What is DevOps?
DevOps is a set of practices that combine software development and IT operations. The objective is to decrease the systems development life cycle without compromising software quality.
The word DevOps is created by combining the words “development” and “operations.” DevOps is considered a cultural shift by combining development and IT operations instead of functioning in siloed teams. DevOps teams can produce high quality code more quickly as they continuously move through the phases of the DevOps lifecycle. Additional benefits include improved collaboration, better security, and the infrastructure and development processes can be managed at scale.
DevOps practices use correct tooling to aid in quicker innovation. Examples of these tools include frequent and incremental updates, microservices architecture, infrastructure automation, and good monitoring and logging.
There are many different ways to automate and improve DevOps metrics. These include:
- Workflow (for example: using support tickets)
- Knowledge (when there is an incident, the service management tool should automatically generate knowledge and documentation)
- Escalation (a problem is referred to the person who can fix it and not necessarily follow a linear escalation path)
Cloud computing has become more important recently as industry is making a shift to cloud-native, microserve-based applications.
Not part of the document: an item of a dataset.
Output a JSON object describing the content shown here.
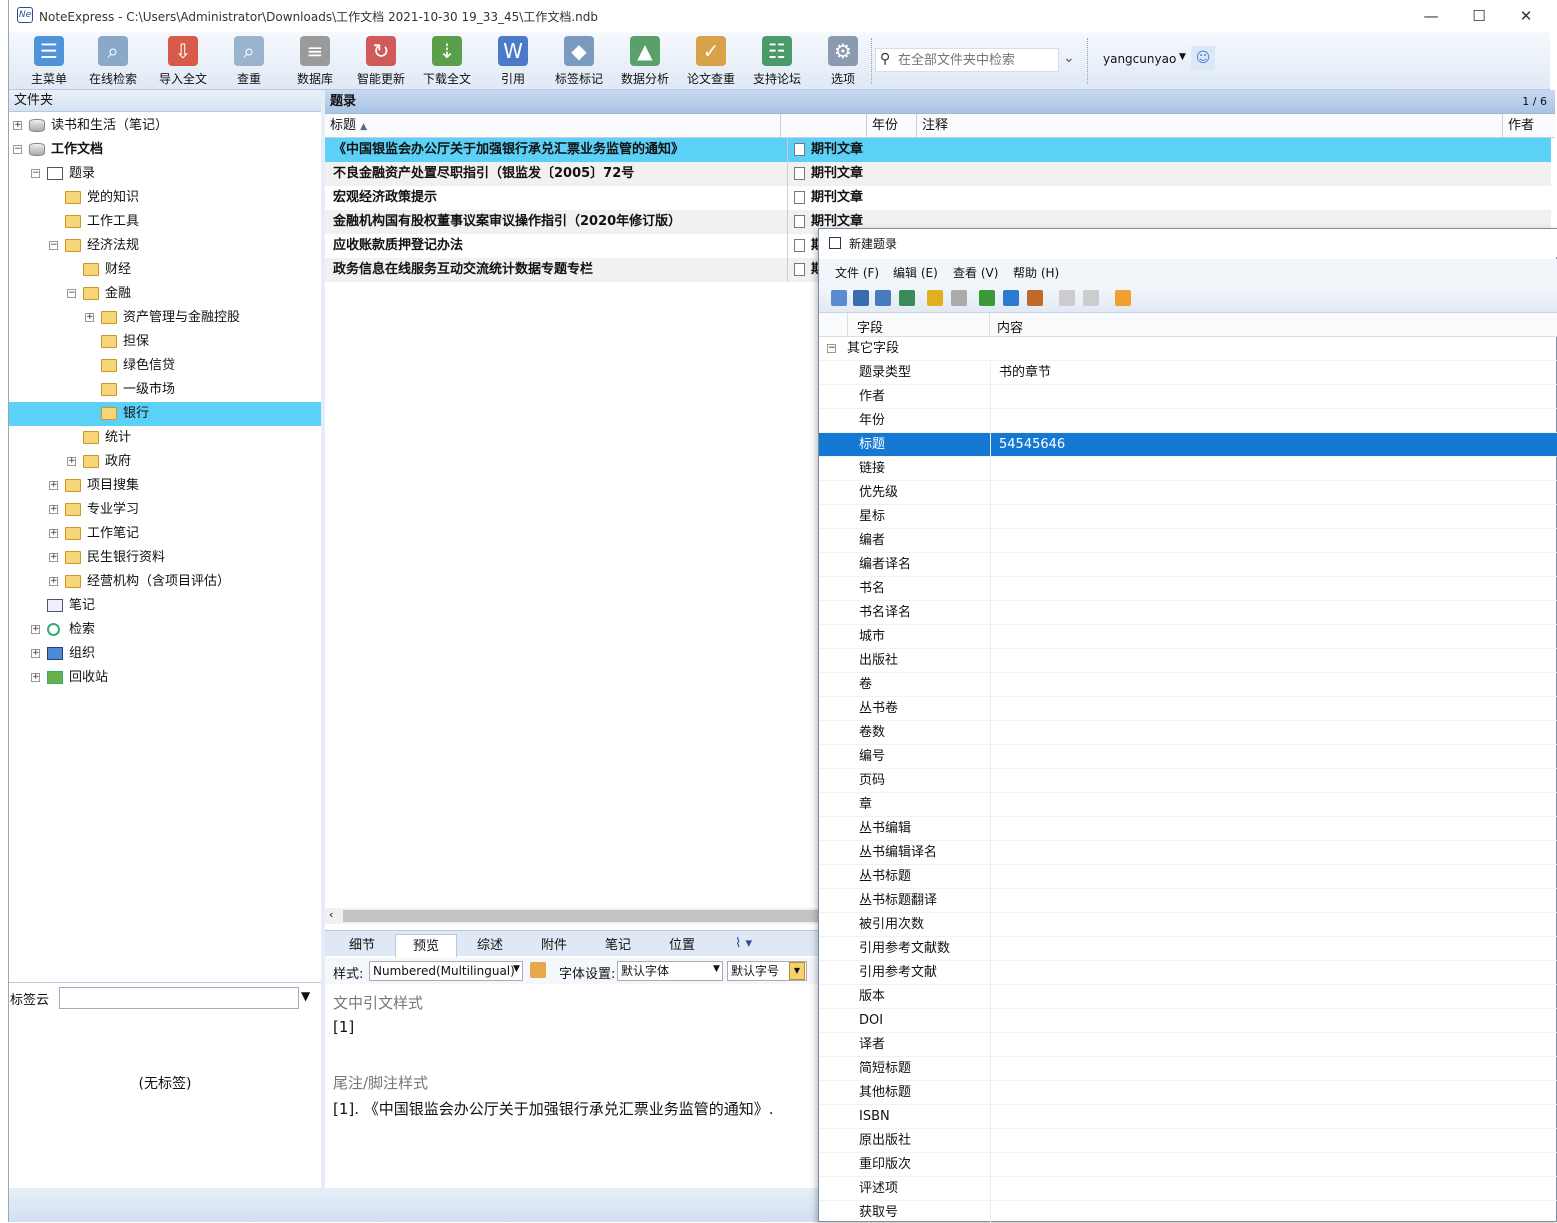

Now teams can quickly create cloud environments without the hassle of purchasing, configuring, and maintaining physical hardware.
Benefits of DevOps
Continuous integration and continuous delivery allow for more frequent releases
Ability to maintain systems more stable and reliable
Improved collaboration developes through ownership and accountabilty
Innovating more quickly and adapting to change drives increased effeciency
Infrustrucure as code helps operate and manage processes at scale
Policy as code will help maintain security